"It's really become about staying in office, rather than being effective while you're there," the lifelong Democrat says, of the so-called leader of the free world who's been increasingly hampered by "a congress that won't pass anything". Obama has "definitely" tried to "fight the good fight", Ferrell adds, but with mixed results.
Indeed, the likeable comic star - whose deadpan quips are even funnier in person, believe it or not - rejects any notion of him ever running for office. Nothing, he says, could be further from his mind.
"I can't imagine wanting to do it. I can't imagine the level of scrutiny," he says, of what's been acknowledged as the world's hardest job. "Even though I do fantasise that if someone forced me to run for office, it would be really refreshing to see a candidate go: 'Here's what I believe in, here's what I'd try to change, here's all the crazy things I've done in my life - vote for me or not.

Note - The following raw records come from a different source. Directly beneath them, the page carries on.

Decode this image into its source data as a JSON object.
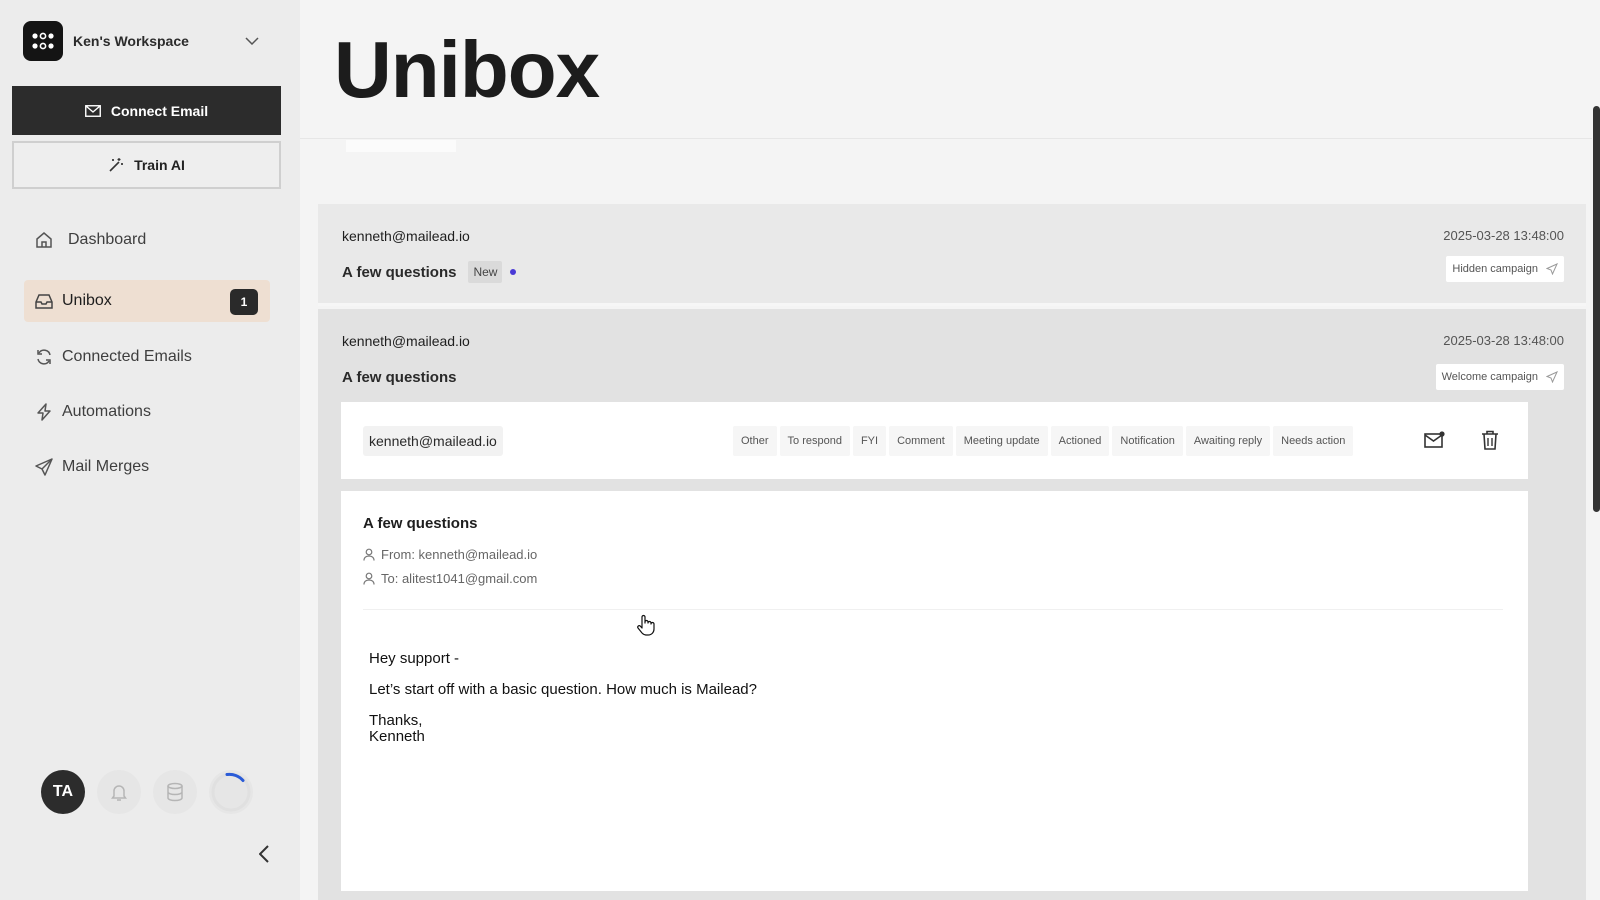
{
  "sidebar": {
    "workspace_name": "Ken's Workspace",
    "connect_email": "Connect Email",
    "train_ai": "Train AI",
    "nav": [
      {
        "label": "Dashboard",
        "icon": "home-icon"
      },
      {
        "label": "Unibox",
        "icon": "inbox-icon",
        "badge": "1",
        "active": true
      },
      {
        "label": "Connected Emails",
        "icon": "refresh-icon"
      },
      {
        "label": "Automations",
        "icon": "bolt-icon"
      },
      {
        "label": "Mail Merges",
        "icon": "send-icon"
      }
    ],
    "avatar_initials": "TA"
  },
  "main": {
    "title": "Unibox",
    "threads": [
      {
        "from": "kenneth@mailead.io",
        "date": "2025-03-28 13:48:00",
        "subject": "A few questions",
        "tag": "New",
        "campaign": "Hidden campaign"
      },
      {
        "from": "kenneth@mailead.io",
        "date": "2025-03-28 13:48:00",
        "subject": "A few questions",
        "campaign": "Welcome campaign"
      }
    ],
    "message": {
      "sender": "kenneth@mailead.io",
      "labels": [
        "Other",
        "To respond",
        "FYI",
        "Comment",
        "Meeting update",
        "Actioned",
        "Notification",
        "Awaiting reply",
        "Needs action"
      ],
      "subject": "A few questions",
      "from_line": "From: kenneth@mailead.io",
      "to_line": "To: alitest1041@gmail.com",
      "body": {
        "greeting": "Hey support -",
        "line1": "Let’s start off with a basic question. How much is Mailead?",
        "signoff": "Thanks,",
        "name": "Kenneth"
      }
    }
  },
  "colors": {
    "accent_dark": "#2c2c2c",
    "active_nav": "#eedfd2",
    "unread_dot": "#4a3ad6"
  }
}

I think I've covered everything, so there's really nothing you can bring up about me that I haven't already told you.' To see a politician step up and have that sort of approach, as opposed to: 'Hold on here, I did that once in the fourth grade, but that's it.' I don't know if they'd get elected, but it would be kind of exciting to see that."
Although he spends as much time producing these days - notably including the forthcoming Bachelorette - as he does writing and acting, Ferrell is currently busily developing the long-awaited sequel to his 2004 hit, Anchorman: The Legend of Ron Burgundy, one of the most popular comedies from his extensive body of work. "We're still in the process of figuring that out," he says, laughing, of the evolution of the politically incorrect newsreader, who became a surprise hit. "We're still working on the script, writing. It's looking like we'll start filming in February. That's kind of the latest."

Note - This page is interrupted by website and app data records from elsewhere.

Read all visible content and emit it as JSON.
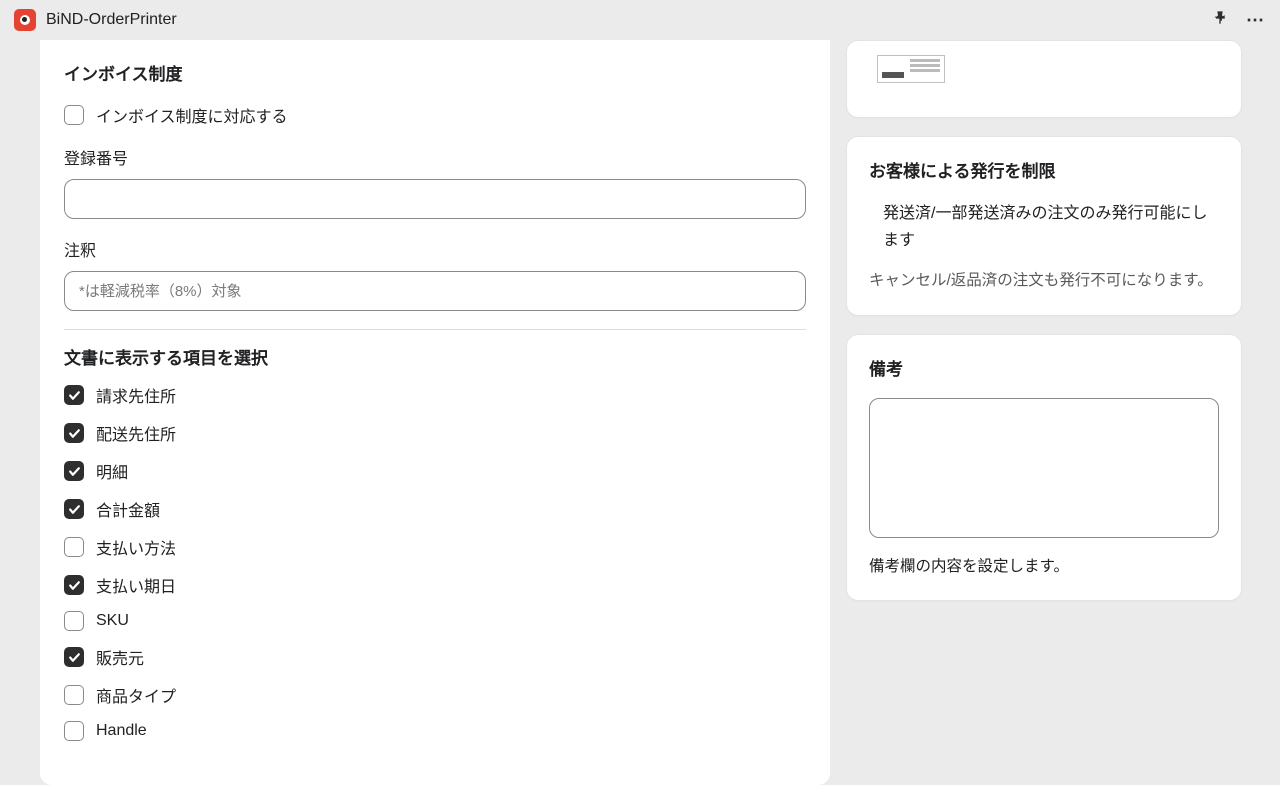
{
  "header": {
    "app_title": "BiND-OrderPrinter"
  },
  "main": {
    "invoice_section_title": "インボイス制度",
    "invoice_checkbox_label": "インボイス制度に対応する",
    "invoice_checkbox_checked": false,
    "reg_number_label": "登録番号",
    "reg_number_value": "",
    "note_label": "注釈",
    "note_placeholder": "*は軽減税率（8%）対象",
    "note_value": "",
    "display_fields_title": "文書に表示する項目を選択",
    "fields": [
      {
        "label": "請求先住所",
        "checked": true
      },
      {
        "label": "配送先住所",
        "checked": true
      },
      {
        "label": "明細",
        "checked": true
      },
      {
        "label": "合計金額",
        "checked": true
      },
      {
        "label": "支払い方法",
        "checked": false
      },
      {
        "label": "支払い期日",
        "checked": true
      },
      {
        "label": "SKU",
        "checked": false
      },
      {
        "label": "販売元",
        "checked": true
      },
      {
        "label": "商品タイプ",
        "checked": false
      },
      {
        "label": "Handle",
        "checked": false
      }
    ]
  },
  "side": {
    "restrict_title": "お客様による発行を制限",
    "restrict_checkbox_label": "発送済/一部発送済みの注文のみ発行可能にします",
    "restrict_checkbox_checked": false,
    "restrict_help": "キャンセル/返品済の注文も発行不可になります。",
    "remarks_title": "備考",
    "remarks_value": "",
    "remarks_help": "備考欄の内容を設定します。"
  }
}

Not averse to reviving his most notable characters when the spirit moves him - he took his Bush caricature on a limited stage-run in 2009 to coincide with the deeply unpopular president's last day in office - Ferrell still retains a keen interest in the comedic landscape today. He helped set up a website - FunnyorDie.com - to help champion young talent, in the vein of his own extended tenure on Saturday Night Live. Although, funnily enough, as a young man, he intended to do something entirely different. Comedy, he says, was not top of the agenda.
"My Plan A was something sports-related, to be honest," he recalls, of his youth, growing up in Orange County, California. "I was always really athletic as a kid. I used to do a lot of high-school sports. My degree is in sports journalism, from college, which I quickly got bored of doing. [For people starting out now] there are more avenues for you to cut your teeth and go through that trial and error process that's necessary to succeed in comedy," he adds. "I don't know if it's any easier to get paid to do it, though."
The Campaign opens across the UAE today